>>>>

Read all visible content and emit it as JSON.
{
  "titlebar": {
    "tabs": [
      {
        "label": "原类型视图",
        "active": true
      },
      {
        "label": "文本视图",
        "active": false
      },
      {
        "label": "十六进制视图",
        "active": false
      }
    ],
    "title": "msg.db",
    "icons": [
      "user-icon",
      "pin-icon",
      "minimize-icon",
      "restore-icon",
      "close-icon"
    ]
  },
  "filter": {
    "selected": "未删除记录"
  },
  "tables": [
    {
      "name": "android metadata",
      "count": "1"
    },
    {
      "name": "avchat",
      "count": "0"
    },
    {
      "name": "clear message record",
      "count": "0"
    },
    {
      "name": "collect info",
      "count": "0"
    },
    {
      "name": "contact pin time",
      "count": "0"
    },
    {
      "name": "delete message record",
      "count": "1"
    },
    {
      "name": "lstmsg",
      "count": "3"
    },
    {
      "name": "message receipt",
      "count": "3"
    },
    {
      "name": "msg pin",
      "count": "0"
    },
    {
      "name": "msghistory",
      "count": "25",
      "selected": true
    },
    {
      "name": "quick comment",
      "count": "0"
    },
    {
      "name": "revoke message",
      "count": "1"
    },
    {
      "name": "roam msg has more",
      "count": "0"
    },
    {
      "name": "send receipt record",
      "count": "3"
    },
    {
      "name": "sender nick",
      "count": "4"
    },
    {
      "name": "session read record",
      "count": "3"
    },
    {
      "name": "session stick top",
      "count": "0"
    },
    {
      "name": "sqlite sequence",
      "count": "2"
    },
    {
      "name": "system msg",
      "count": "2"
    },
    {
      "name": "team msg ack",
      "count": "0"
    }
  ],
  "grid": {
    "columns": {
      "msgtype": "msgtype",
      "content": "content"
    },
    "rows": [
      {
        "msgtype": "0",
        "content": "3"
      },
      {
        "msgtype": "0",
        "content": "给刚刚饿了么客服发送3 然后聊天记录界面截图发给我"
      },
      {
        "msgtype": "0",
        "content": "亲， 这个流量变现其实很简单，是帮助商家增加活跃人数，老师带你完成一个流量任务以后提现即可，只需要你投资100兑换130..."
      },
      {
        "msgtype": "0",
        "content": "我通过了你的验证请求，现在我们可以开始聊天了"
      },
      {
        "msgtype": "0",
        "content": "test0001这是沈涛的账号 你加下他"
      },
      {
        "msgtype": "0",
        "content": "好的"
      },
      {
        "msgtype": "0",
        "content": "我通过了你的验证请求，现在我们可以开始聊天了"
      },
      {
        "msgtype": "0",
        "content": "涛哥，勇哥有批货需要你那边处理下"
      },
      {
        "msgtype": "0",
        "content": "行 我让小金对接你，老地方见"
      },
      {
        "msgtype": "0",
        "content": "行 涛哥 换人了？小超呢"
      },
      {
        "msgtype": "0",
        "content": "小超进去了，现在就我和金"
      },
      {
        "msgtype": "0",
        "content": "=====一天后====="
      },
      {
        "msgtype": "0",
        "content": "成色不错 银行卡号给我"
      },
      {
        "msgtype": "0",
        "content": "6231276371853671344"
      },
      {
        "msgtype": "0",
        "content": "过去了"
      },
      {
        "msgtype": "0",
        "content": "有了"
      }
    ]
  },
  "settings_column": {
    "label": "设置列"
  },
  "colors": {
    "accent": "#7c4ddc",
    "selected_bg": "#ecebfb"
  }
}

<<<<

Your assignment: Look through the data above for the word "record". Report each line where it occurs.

Written response:
      "name": "clear message record",
      "name": "delete message record",
      "name": "send receipt record",
      "name": "session read record",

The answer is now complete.